Domestic violence series III
I find this part of the article on domestic abuse (see two posts ago) pretty scary. Let me say upfront, as a clergyman's wife, that I think the clergy responses below are bad, naive and very, very wrong.
To quantify clergy beliefs about domestic violence and divorce, a questionnaire was sent to more than 5,000 Protestant ministers in the US.
A full 27 per cent of the clergy who responded said that if a wife would begin to submit to her abusive husband, God would honour her obedience and the abuse would stop (or God would give her the grace to endure the beatings).
Almost one fifth of respondents indicated that no amount of violence from an abusive husband would justify a wife leaving, and only 2 per cent of pastors said they would support divorce due to domestic violence.

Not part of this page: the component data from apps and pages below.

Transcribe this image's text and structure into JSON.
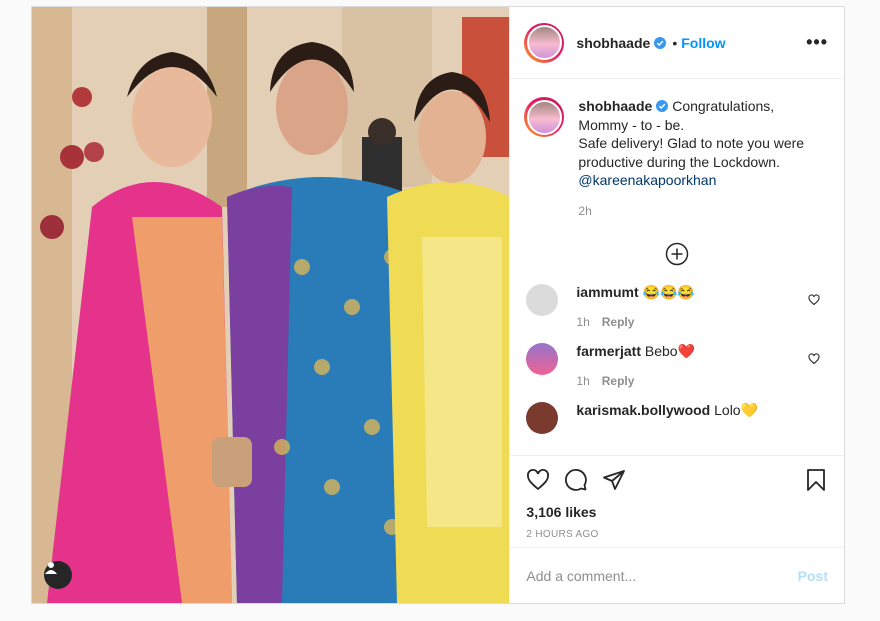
{
  "post": {
    "username": "shobhaade",
    "follow_label": "Follow",
    "more_label": "•••",
    "caption_username": "shobhaade",
    "caption_lines": [
      "Congratulations,",
      "Mommy - to - be.",
      "Safe delivery! Glad to note you were",
      "productive during the Lockdown."
    ],
    "caption_mention": "@kareenakapoorkhan",
    "caption_time": "2h",
    "comments": [
      {
        "username": "iammumt",
        "text": "😂😂😂",
        "time": "1h",
        "reply": "Reply"
      },
      {
        "username": "farmerjatt",
        "text": "Bebo❤️",
        "time": "1h",
        "reply": "Reply"
      },
      {
        "username": "karismak.bollywood",
        "text": "Lolo💛",
        "time": "",
        "reply": ""
      }
    ],
    "likes": "3,106 likes",
    "posted_ago": "2 HOURS AGO",
    "add_comment_placeholder": "Add a comment...",
    "post_label": "Post"
  },
  "colors": {
    "accent": "#0095f6",
    "post_disabled": "#b2dffc"
  }
}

One battered wife shared that after her husband beat her, “I went to my minister then, and his reaction was “What’s your husband’s favourite food?” and I said “Pork chops.” “What’s his favourite dress?” I told him and he said “I want you to go home and put on that dress and make him pork chops and honour your marriage vows.”
Sadly, submission does not stop abuse. In fact, it often serves to intensify it because it gives an abusive husband a greater sense of power.

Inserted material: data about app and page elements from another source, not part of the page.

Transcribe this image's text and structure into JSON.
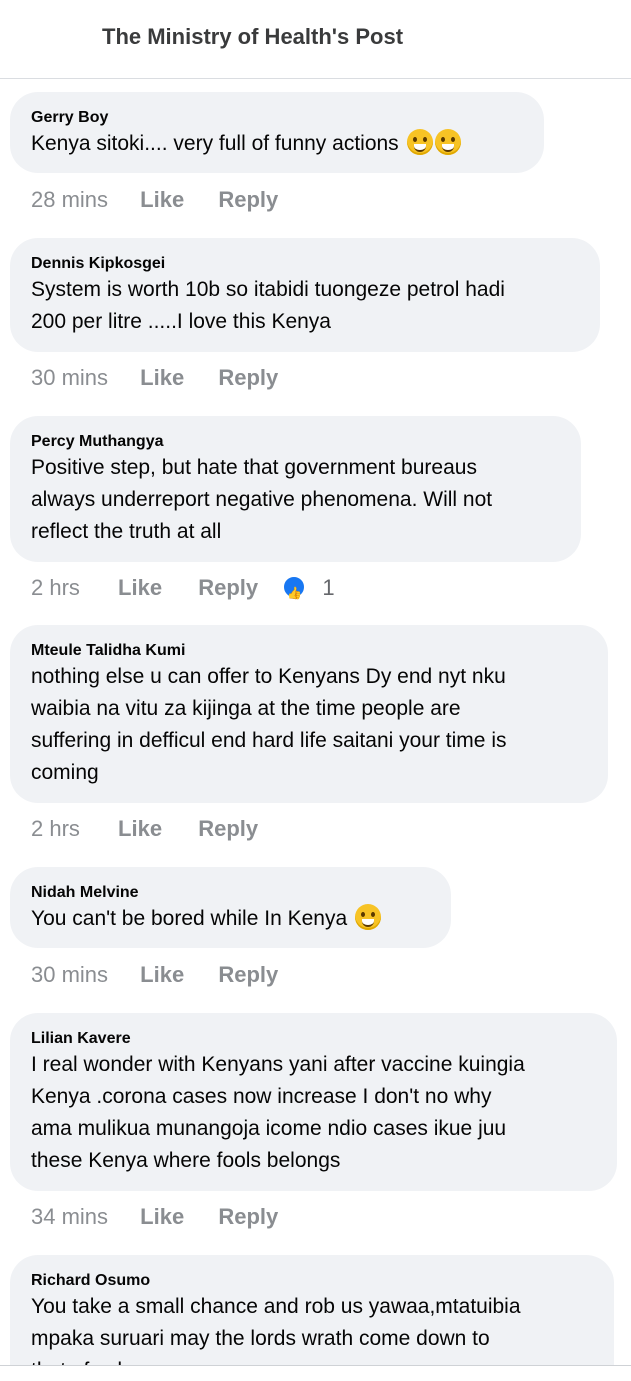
{
  "header": {
    "title": "The Ministry of Health's Post"
  },
  "actions": {
    "like": "Like",
    "reply": "Reply"
  },
  "comments": [
    {
      "author": "Gerry Boy",
      "lines": [
        "Kenya sitoki.... very full of funny actions"
      ],
      "emoji": [
        "smiling-cat-icon",
        "smiling-cat-icon"
      ],
      "time": "28 mins"
    },
    {
      "author": "Dennis Kipkosgei",
      "lines": [
        "System is worth 10b so itabidi tuongeze petrol hadi",
        "200 per litre .....I love this Kenya"
      ],
      "time": "30 mins"
    },
    {
      "author": "Percy Muthangya",
      "lines": [
        "Positive step, but hate that government bureaus",
        "always underreport negative phenomena. Will not",
        "reflect the truth at all"
      ],
      "time": "2 hrs",
      "reactions": "1"
    },
    {
      "author": "Mteule Talidha Kumi",
      "lines": [
        "nothing else u can offer to Kenyans Dy end nyt nku",
        "waibia na vitu za kijinga at the time people are",
        "suffering in defficul end hard life saitani your time is",
        "coming"
      ],
      "time": "2 hrs"
    },
    {
      "author": "Nidah Melvine",
      "lines": [
        "You can't be bored while In Kenya"
      ],
      "emoji": [
        "grinning-sweat-icon"
      ],
      "time": "30 mins"
    },
    {
      "author": "Lilian Kavere",
      "lines": [
        "I real wonder with Kenyans yani after vaccine kuingia",
        "Kenya .corona cases now increase  I don't no why",
        "ama mulikua munangoja  icome ndio cases ikue juu",
        "these Kenya where  fools belongs"
      ],
      "time": "34 mins"
    },
    {
      "author": "Richard Osumo",
      "lines": [
        "You take a small chance and rob us yawaa,mtatuibia",
        "mpaka suruari may the lords wrath come down to",
        "that ofyo house"
      ]
    }
  ]
}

A 1986 Bureau of Justice Statistics survey concluded that women who reported their abuse to authorities were far less likely to be reassaulted than the wives who submitted to the abuse and did not contact the authorities.

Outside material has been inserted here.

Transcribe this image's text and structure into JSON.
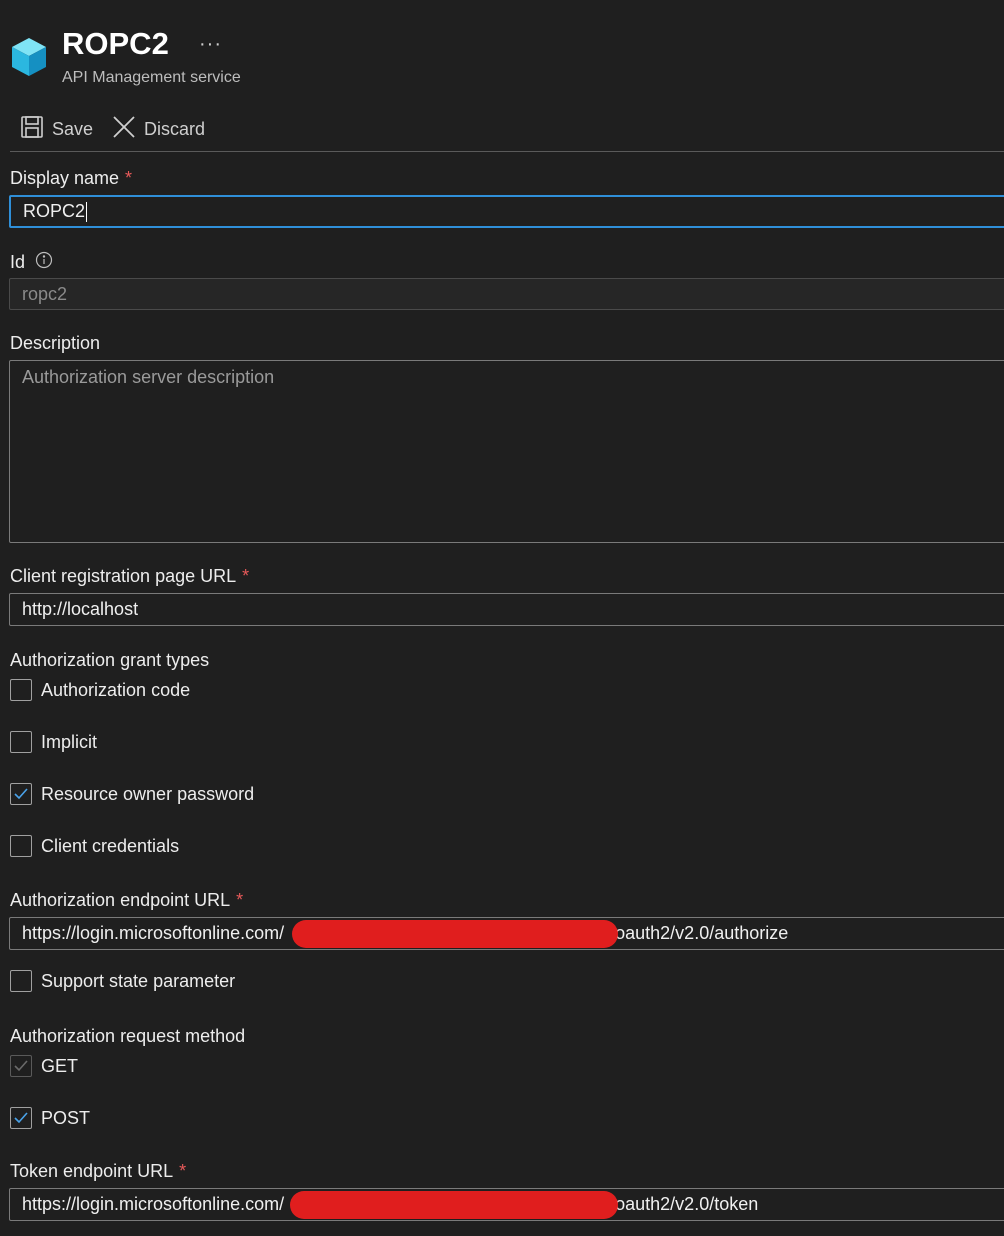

Research on domestic violence in fact reveals that the woman’s behaviour actually has little bearing on the abuse. That is, abusive men do not abuse because of what their wives do or not do; they abuse because of complex internal pathologies beyond the wife’s control or responsibility.